The annual Jeppe High School for Boys Remembrance Service took on special significance this year because it marked the 100th anniversary of the signing of the armistice that ended World War I on 11th November 1918.
There were one or two additions to the programme, including the telling of the story of one particular old boy who died in World War II, and the recounting of the fate of the SS Mendi, the ship that was sunk in 1917 with 600 black South African soldiers on board.
Journalist Fred Khumalo told the moving story of the Mendi, and laid a wreath in memory of the men who did that day.
Travis Kroggel retold the story of Robert George Hamilton, a Jeppe old boy who died in Poland in World War II when his plane was shot down.
The event organiser, Mr Rob Faltemeier, explained that while the theme of the day is a military one – commemorating those who were killed in various wars – it actually goes beyond that. “The aim is to honour the sacrifices made, but not to glorify war in any way,” he said. “In the end it is right to acknowledge those who died, but the real aim is to ensure that these things don’t happen again.”
The Jeppe Remembrance Service, while it involves the pipe band and a parade, is primarily a religious service. This year it was conducted by Father Anthony Egan of Wits University and it incorporated the customary reading of the role of honour by the headmaster.

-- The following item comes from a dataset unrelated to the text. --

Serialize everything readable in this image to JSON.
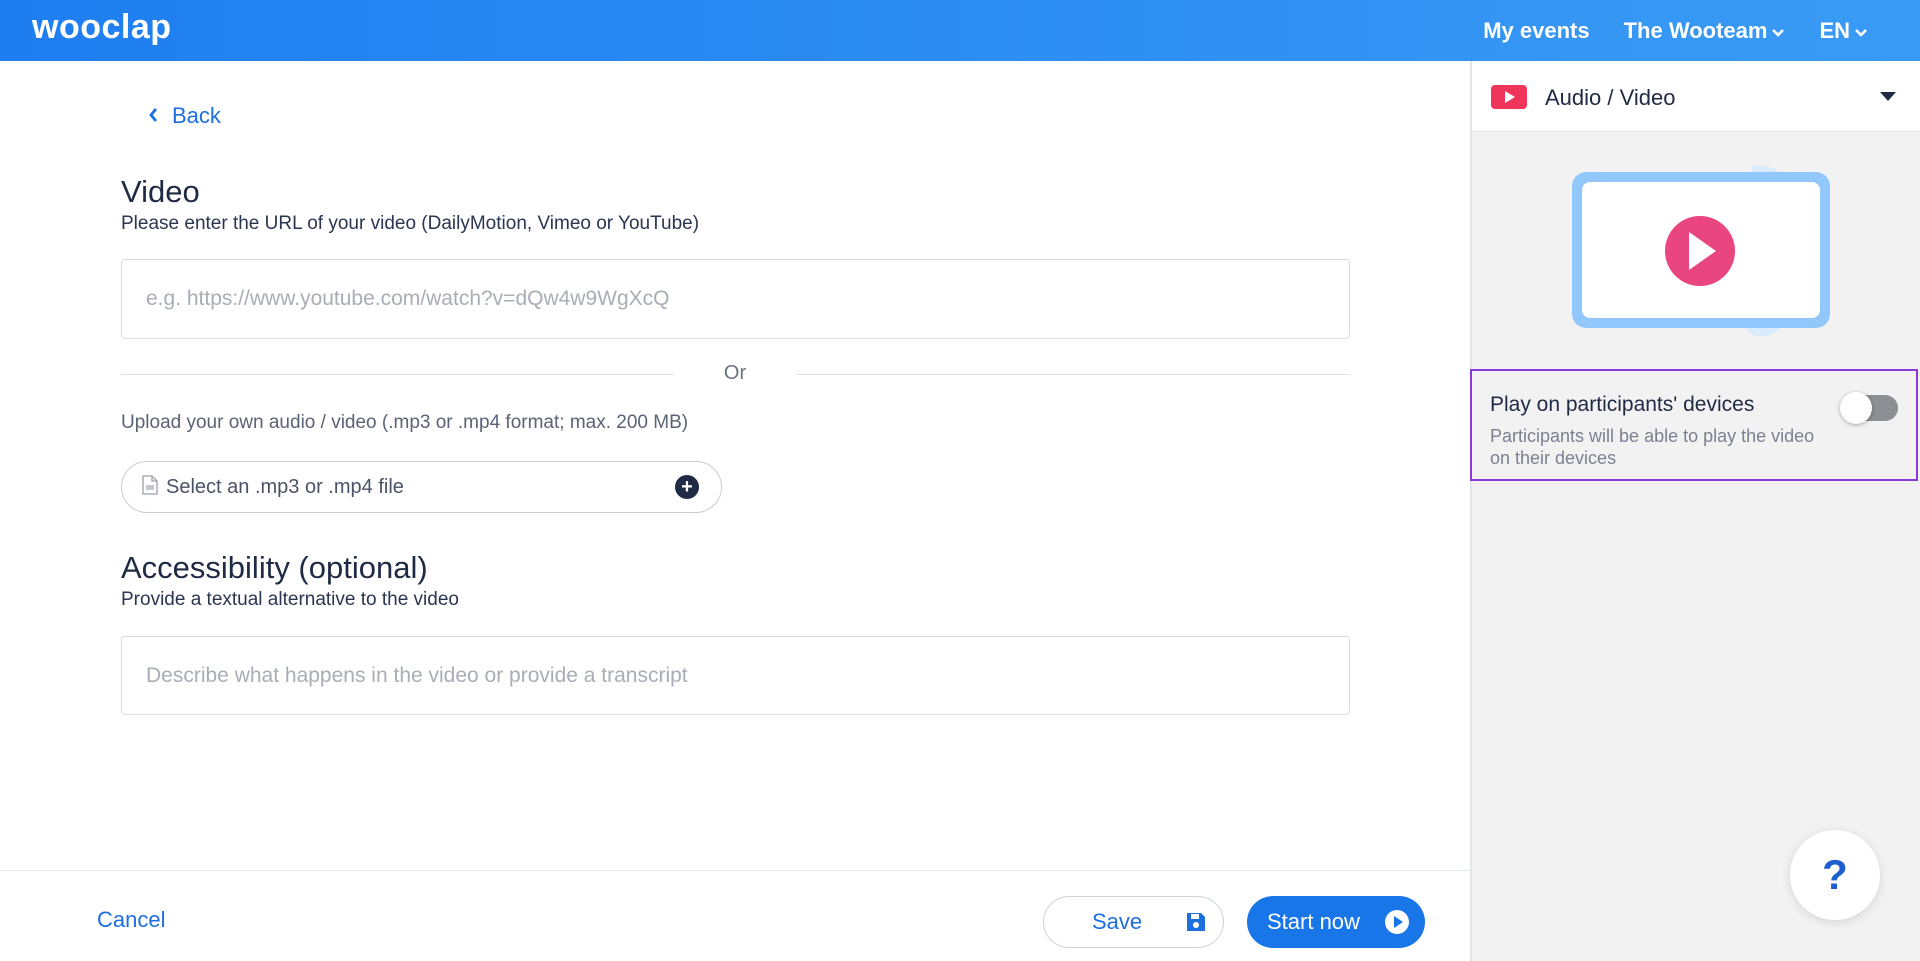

Wreaths were laid at the War Memorial on behalf of various organisations associated with the school, and at the Scottish Horse Memorial on the ridge – marking the school’s commitment to the Kensington community.
It was, as always, a deeply moving occasion.